Resolving the national waste management crisis awaits local and confessional compromises

Mon, 11/30/2015

Four months after the onset of the waste management crisis and the failure of various band aid solutions put forward in providing appropriate health and environmental solution, the latest plan submitted by Minister Akram Chehayeb appears to be still pending as it awaits confessional political compromise on new dumpsites, a matter which was met with a wide local popular opposition.

As a reminder, the crisis erupted after the closure of the Naameh dumpsite on July 17th, sparking a popular protest movement which stared to grow in parallel with the inability of the government to deal with it. Popular protests which were peaceful at the beginning, subsequently became more violent, and started raising various radical political slogans, such as the demand for the resignation of the Minister of Environment, Mohammed Mashnook, a demand raised after his futile attempts to find solutions to the problem, and as far as changing the current political system. However, the Minister refused to resign but decided to step down from the joint government committee entrusted with the matter and was replaced by Minister of Agriculture, Akram Shehayeb who brought into it soma environmentalists and activists before coming up with a new national plan which was endorsed by the cabinet. The main elements of the new plan included: the adoption of two new dumpsites, one in Sraar in Akkar and the second in the Masna3h area along the Syrian border, the re-opening of the waste processing site in Saida for a temporary period, and finally removing the accumulated garbage in Beirut and Mount Lebanon to Naameh which will then be re-opened for only seven days!

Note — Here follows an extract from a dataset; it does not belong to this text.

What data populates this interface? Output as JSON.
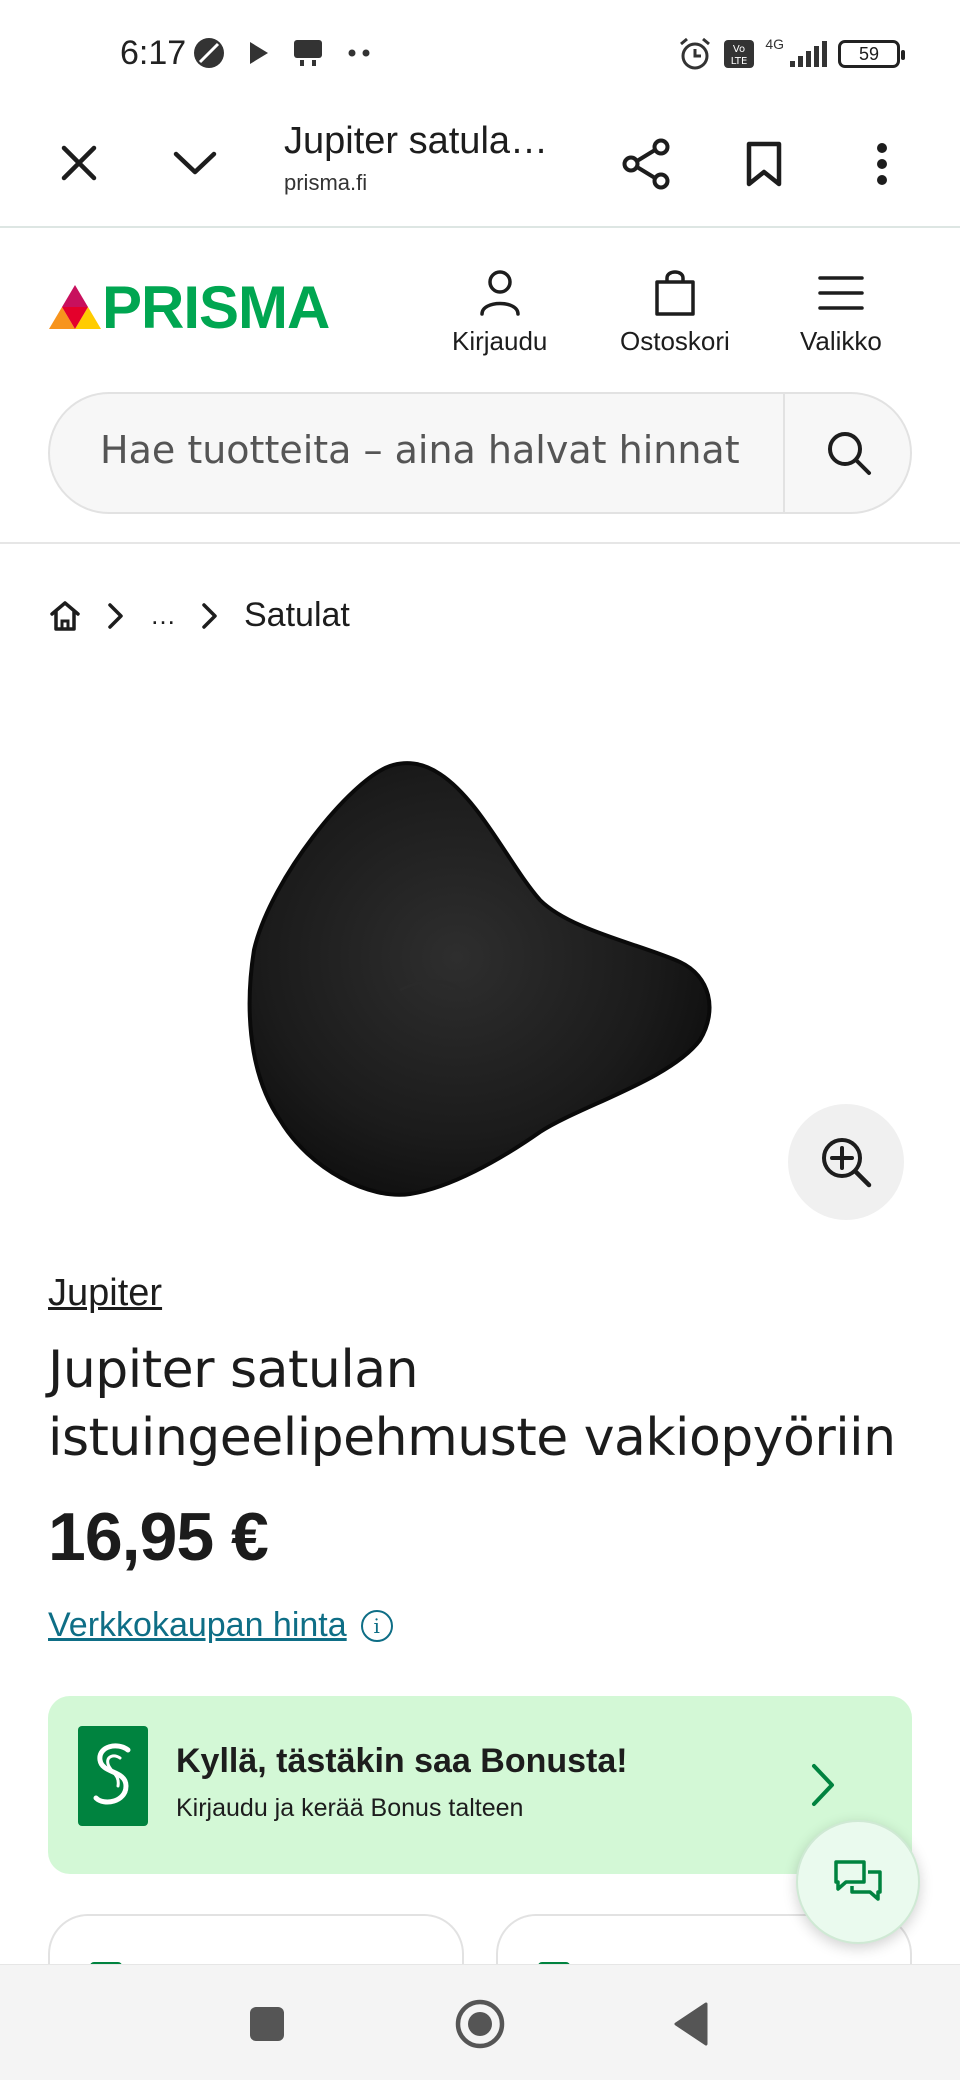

Shehayeb’s plan provoked immediate negative reactions from the residents of Naameh, Akkar, Majdel Anjar and Saida who alongside with protesters in Beirut, decided to reject this new plan. For his part, Shehayeb confirmed that the decision to open the Sraar dumpsite was still in effect and that work on the new site was proceeding as planned. As a result protests in Beirut and the region escalated during which a number of protesters were either detained or injured, leading to the freezing of preparation work in the new location. The proposal for the set up of a new dumpsite in Masna3h was also met with the same refusal by local residents. Attention was then shifted to a new alternative location in North Beqaa, namely in Kfar Zabad. This too was met with a stern opposition by local residents, similarly to other alternative sites in Jenta, and Yahfufa in North Baalbaq.

The civil popular movement in Beirut also turned down the government waste management plan, describing it as a failed attempt to fudge the causes of the crisis. According to that movement, the proposed plan is weak from an environmental perspective since it is based on the creation of dumpsites. In reaction, the movement presented its own plan which included three of their key demands: first the release of municipal funds so that they can deal with their new responsibility of waste management, initiating the process of waste sorting from the source, and finally refusing any form of collaboration with Sukleen. These counter proposals were met with skepticisms by government officials.

In conclusion, the Shehayeb plan seems to remain the only game in town and may find its way to implementation provided that a confessional political compromise over the creation of new local dumpsite can be reached.